Credit: Jiyan Zandi


  • Bedroom Walls — Benjamin Moore’s “Quiet Moments”
  • Living Room Walls — Benjamin Moore’s “Simply White”
  • Kitchen Cabinets — Benjamin Moore’s “Creamy White”
  • Bathroom Walls — Benjamin Moore’s “Swiss Coffee”
  • Bathroom Trims — Backdrop’s “Stromboli Chess Club”
  • Hallway Closet Door — Benjamin Moore’s “Sleigh Bells”
  • Entry & Bathroom Door — Sherwin-Williams’ “Tricorn Black”
Credit: Jiyan Zandi


  • Soriana Sofa — Eternity Modern
  • Park Area Rug in Dusty White — Nordic Knots
  • Mate Throw Blanket — Bien Mal
  • Tall Pot — Plants and Spaces
  • Power Wiggler Candle — Viisiionss
  • Paper Clip Chrome Coffee Table — Vintage
  • MCM Danish Credenza — Vintage
  • “Slopes” Mantle Mirror — Vintage
  • Chrome Floor Lamp — Vintage
  • Biomorphic Glass Center Bowl — Vintage
Credit: Jiyan Zandi

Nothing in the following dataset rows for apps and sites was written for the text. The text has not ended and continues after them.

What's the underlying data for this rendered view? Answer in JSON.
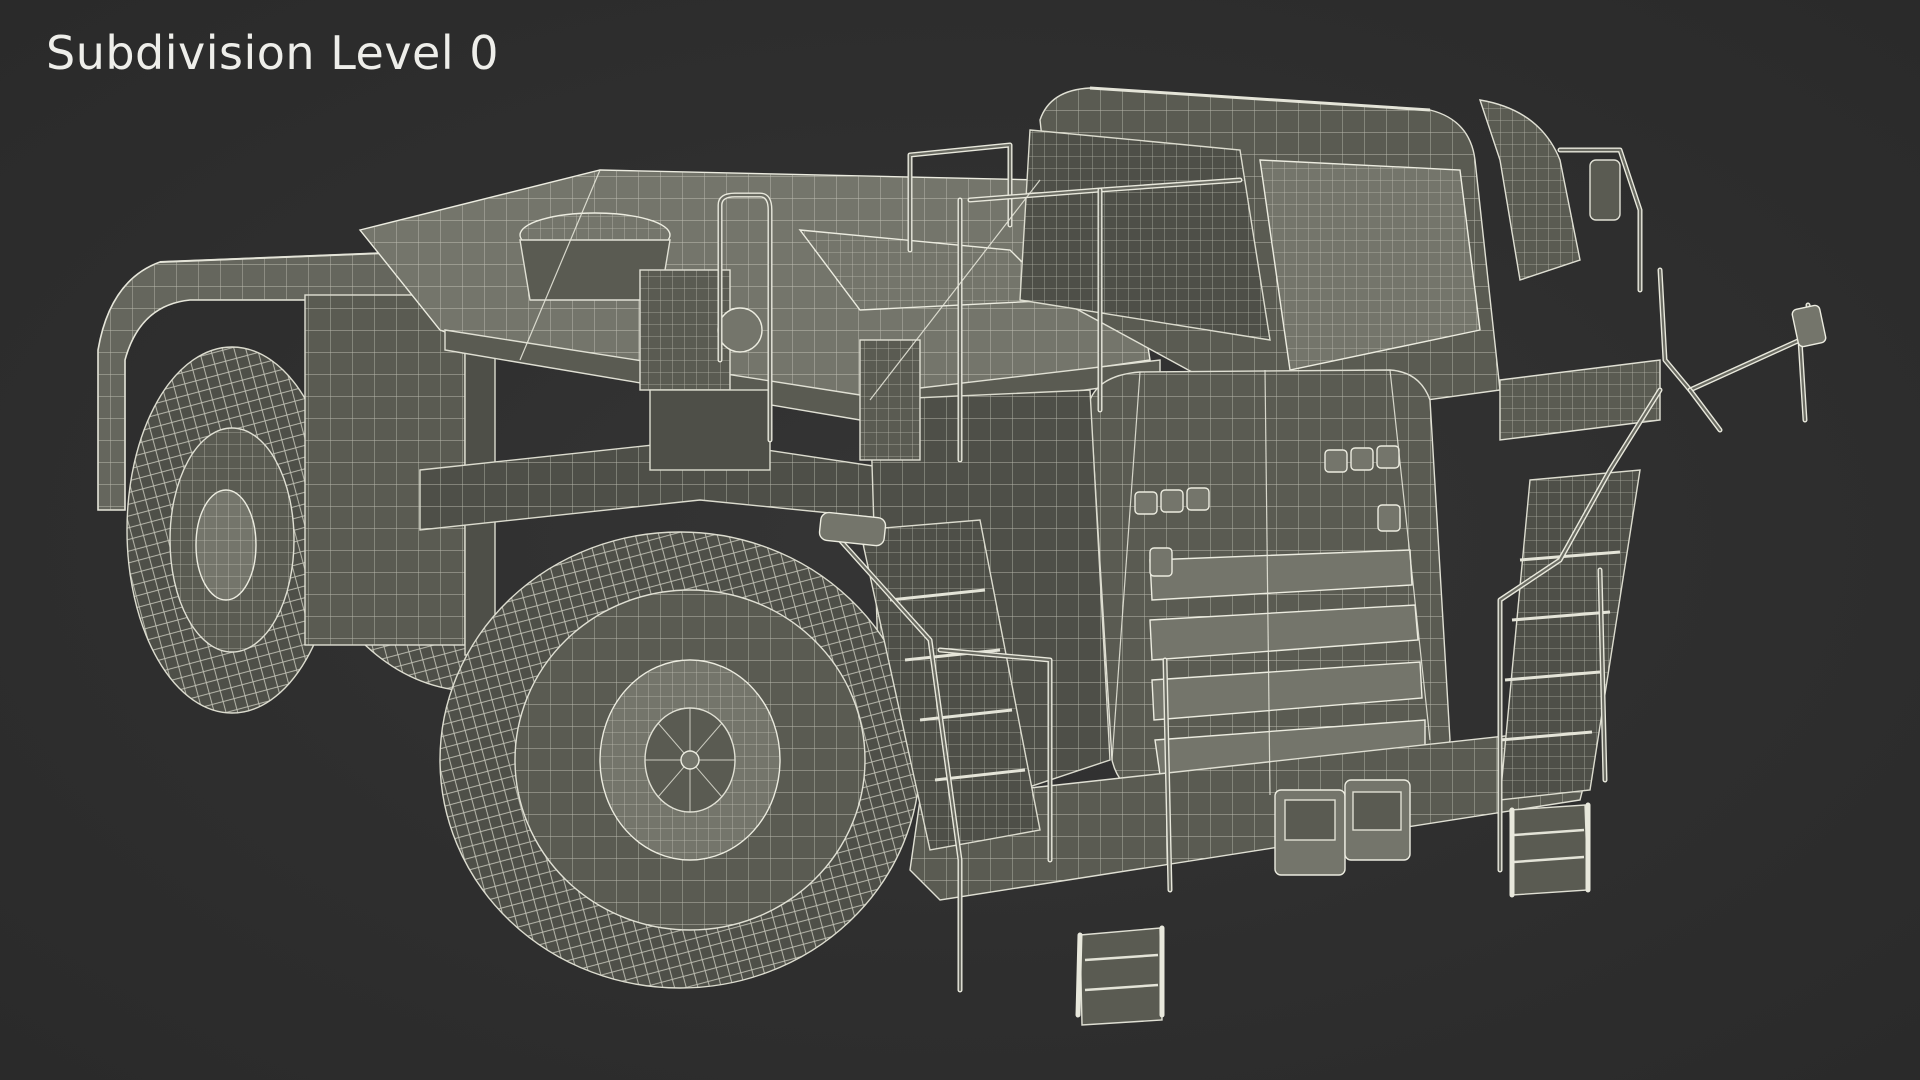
{
  "viewport": {
    "overlay_label": "Subdivision Level 0",
    "background_color": "#2f2f2f",
    "wireframe_color": "#e4e4d8",
    "surface_color": "#65665d"
  },
  "model": {
    "subject": "mining haul truck chassis wireframe render"
  }
}
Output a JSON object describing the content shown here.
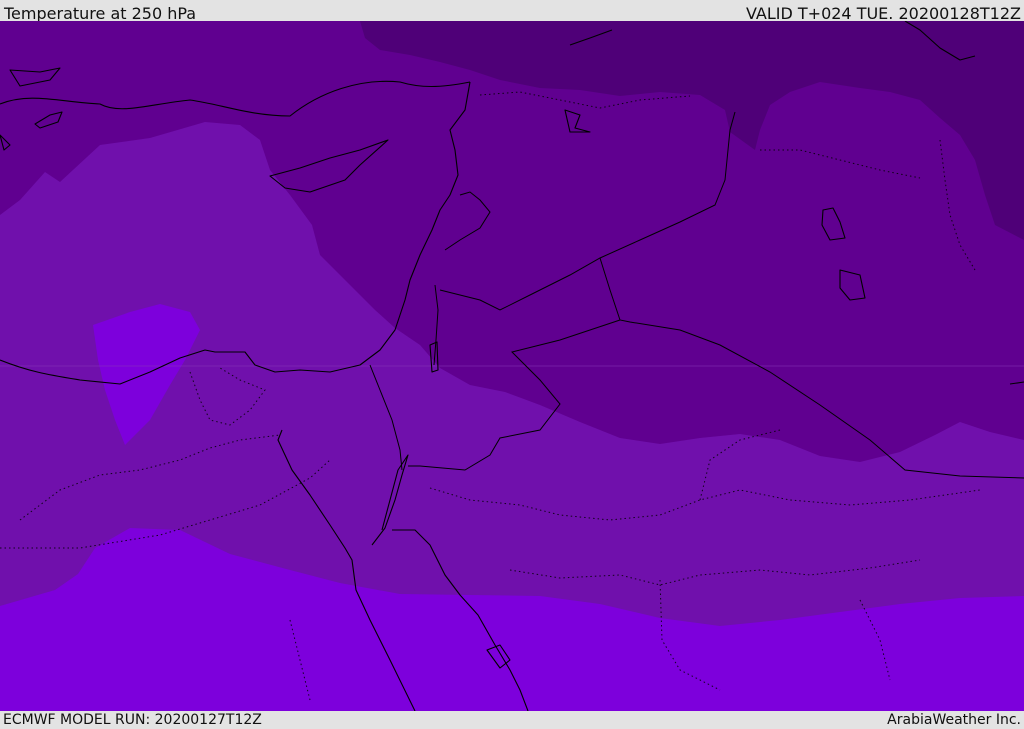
{
  "header": {
    "title": "Temperature at 250 hPa",
    "valid": "VALID T+024 TUE. 20200128T12Z"
  },
  "footer": {
    "model_run": "ECMWF MODEL RUN: 20200127T12Z",
    "credit": "ArabiaWeather Inc."
  },
  "map": {
    "field": "temperature",
    "level": "250 hPa",
    "colors": {
      "coldest": "#4f0078",
      "colder": "#600090",
      "cold": "#7010ac",
      "mild": "#7d00dc"
    }
  }
}
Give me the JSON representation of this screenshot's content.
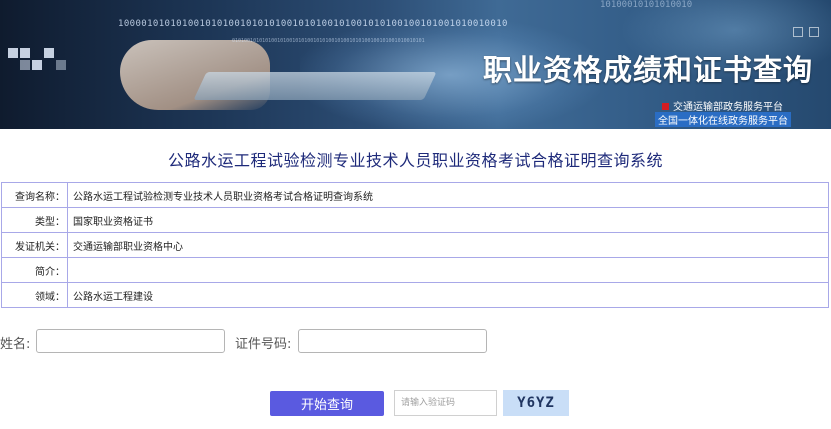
{
  "banner": {
    "title": "职业资格成绩和证书查询",
    "subtitle1": "交通运输部政务服务平台",
    "subtitle2": "全国一体化在线政务服务平台",
    "binary1": "1000010101010010101001010101001010100101001010100100101001010010010",
    "binary2": "0101001010101001010010101001010100101001010100100101001010010101",
    "binary3": "10100010101010010"
  },
  "page": {
    "title": "公路水运工程试验检测专业技术人员职业资格考试合格证明查询系统"
  },
  "info_rows": [
    {
      "label": "查询名称：",
      "value": "公路水运工程试验检测专业技术人员职业资格考试合格证明查询系统"
    },
    {
      "label": "类型：",
      "value": "国家职业资格证书"
    },
    {
      "label": "发证机关：",
      "value": "交通运输部职业资格中心"
    },
    {
      "label": "简介：",
      "value": ""
    },
    {
      "label": "领域：",
      "value": "公路水运工程建设"
    }
  ],
  "form": {
    "name_label": "姓名:",
    "name_value": "",
    "id_label": "证件号码:",
    "id_value": "",
    "query_button": "开始查询",
    "captcha_placeholder": "请输入验证码",
    "captcha_value": "",
    "captcha_code": "Y6YZ"
  },
  "colors": {
    "accent": "#5a5ae0",
    "title": "#1e2a7a",
    "table_border": "#a8a8e8",
    "captcha_bg": "#c9def7"
  }
}
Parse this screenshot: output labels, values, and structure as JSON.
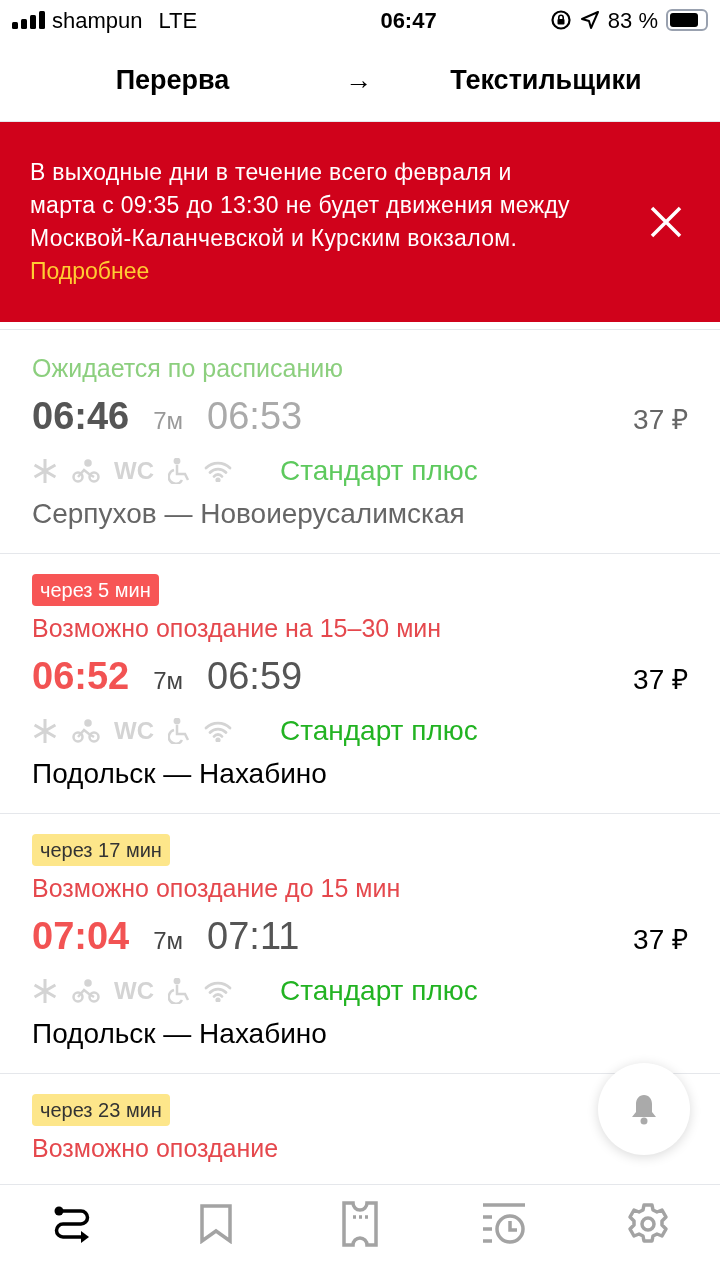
{
  "status_bar": {
    "carrier": "shampun",
    "network": "LTE",
    "time": "06:47",
    "battery": "83 %"
  },
  "header": {
    "from": "Перерва",
    "arrow": "→",
    "to": "Текстильщики"
  },
  "alert": {
    "text": "В выходные дни в течение всего февраля и марта с 09:35 до 13:30 не будет движения между Москвой-Каланчевской и Курским вокзалом.",
    "link": "Подробнее"
  },
  "trains": [
    {
      "kind": "departed",
      "status": "Ожидается по расписанию",
      "delayed": false,
      "departure": "06:46",
      "duration": "7м",
      "arrival": "06:53",
      "price": "37 ₽",
      "wc_label": "WC",
      "tariff": "Стандарт плюс",
      "route": "Серпухов — Новоиерусалимская"
    },
    {
      "kind": "upcoming",
      "badge": {
        "text": "через 5 мин",
        "color": "#f75555"
      },
      "status": "Возможно опоздание на 15–30 мин",
      "delayed": true,
      "departure": "06:52",
      "duration": "7м",
      "arrival": "06:59",
      "price": "37 ₽",
      "wc_label": "WC",
      "tariff": "Стандарт плюс",
      "route": "Подольск — Нахабино"
    },
    {
      "kind": "upcoming",
      "badge": {
        "text": "через 17 мин",
        "color": "#fde68a"
      },
      "status": "Возможно опоздание до 15 мин",
      "delayed": true,
      "departure": "07:04",
      "duration": "7м",
      "arrival": "07:11",
      "price": "37 ₽",
      "wc_label": "WC",
      "tariff": "Стандарт плюс",
      "route": "Подольск — Нахабино"
    },
    {
      "kind": "upcoming",
      "badge": {
        "text": "через 23 мин",
        "color": "#fde68a"
      },
      "status": "Возможно опоздание",
      "delayed": true
    }
  ],
  "tabs": [
    {
      "kind": "route",
      "selected": true
    },
    {
      "kind": "bookmark",
      "selected": false
    },
    {
      "kind": "ticket",
      "selected": false
    },
    {
      "kind": "history",
      "selected": false
    },
    {
      "kind": "settings",
      "selected": false
    }
  ]
}
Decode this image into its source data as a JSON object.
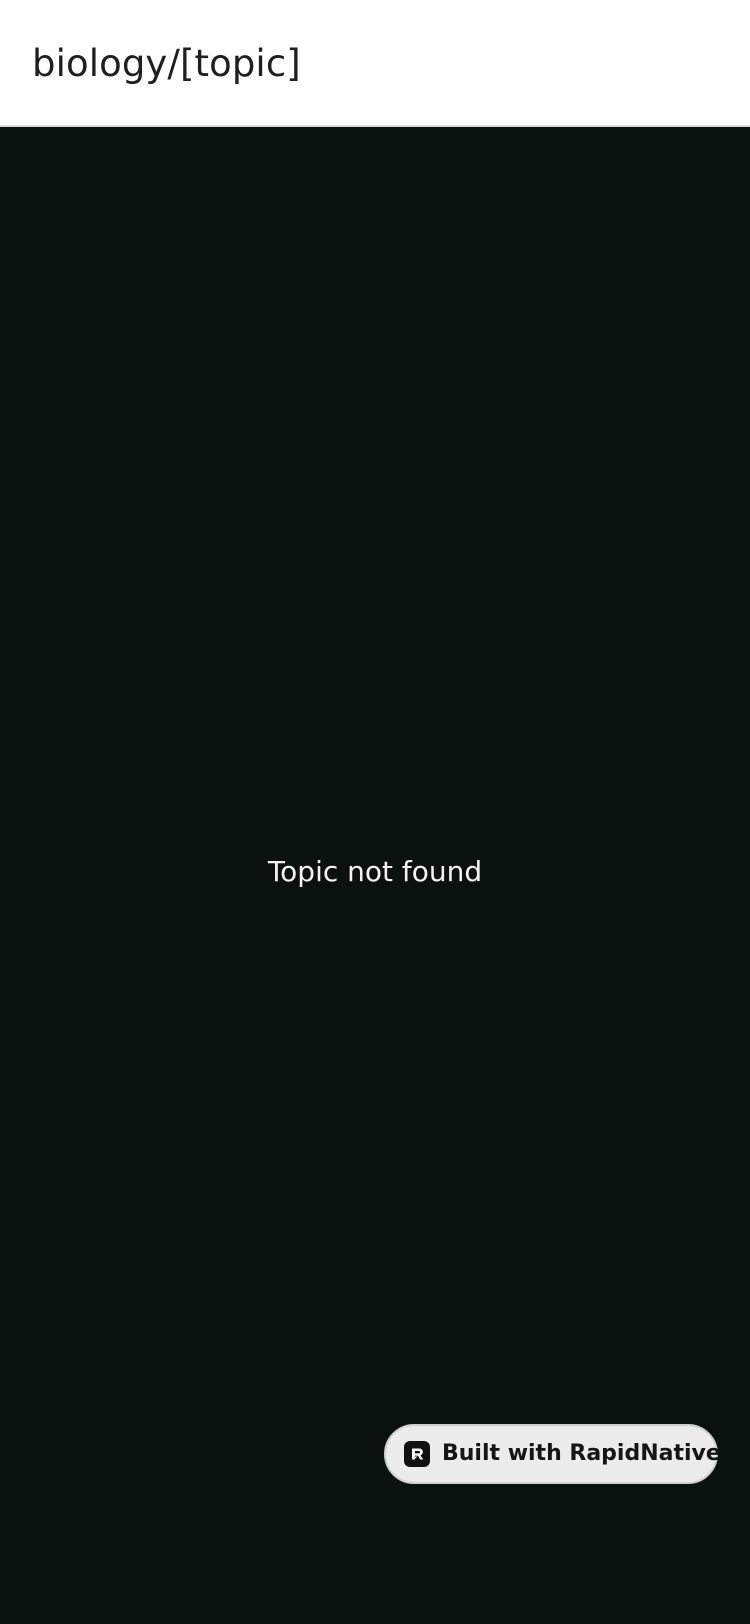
{
  "header": {
    "title": "biology/[topic]"
  },
  "main": {
    "empty_message": "Topic not found"
  },
  "badge": {
    "label": "Built with RapidNative",
    "logo_icon": "rapidnative-logo-icon"
  },
  "colors": {
    "header_background": "#ffffff",
    "page_background": "#0b110f",
    "badge_background": "#ececec"
  }
}
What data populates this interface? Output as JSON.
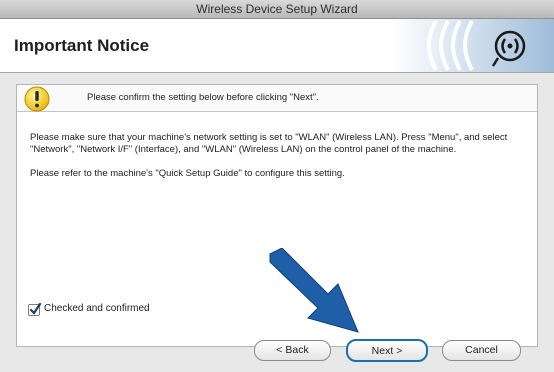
{
  "window": {
    "title": "Wireless Device Setup Wizard"
  },
  "header": {
    "title": "Important Notice",
    "logo_icon": "wireless-signal-icon"
  },
  "notice": {
    "icon": "warning-icon",
    "text": "Please confirm the setting below before clicking \"Next\"."
  },
  "body": {
    "paragraph1": "Please make sure that your machine's network setting is set to \"WLAN\" (Wireless LAN). Press \"Menu\", and select \"Network\", \"Network I/F\" (Interface), and \"WLAN\" (Wireless LAN) on the control panel of the machine.",
    "paragraph2": "Please refer to the machine's \"Quick Setup Guide\" to configure this setting."
  },
  "confirm_checkbox": {
    "label": "Checked and confirmed",
    "checked": true
  },
  "buttons": {
    "back": "< Back",
    "next": "Next >",
    "cancel": "Cancel"
  },
  "colors": {
    "accent": "#1a6fb0",
    "arrow": "#1e5fa8"
  }
}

  • Ripple Candle — Viisiionss
  • Checkered Area Rug — Etsy
  • Wave Mirrors — Vintage IKEA
  • Rice Paper Shade Pendant — HAY
  • Italian Marble Dining Table — Vintage
  • Dining Chairs — Vintage
  • Wal Art Frame — Vintage
Credit: Jiyan Zandi


  • Kitchen Runner — HAY
  • West Slope Cabinet Knobs — Rejuvenation
  • Floating Shelves — Etsy
  • Fruit Bowl — Virginia SIN Ceramics
  • Handmade Ceramic Pots — Plants and Spaces
Credit: Jiyan Zandi


  • Bed Frame — FLOYD
  • Componibili Storage Unit — Design Within Reach
  • Bedding Linen Set — Bed Threads
  • Secret Garden Rug — Cold Picnic
  • Potted Song of India Tree — Plants and Spaces
  • Matin Table Lamp — HAY
  • Flush Mount Light — Vintage

Thanks Jahzeel!

This house tour’s responses and photos were edited for length/size and clarity.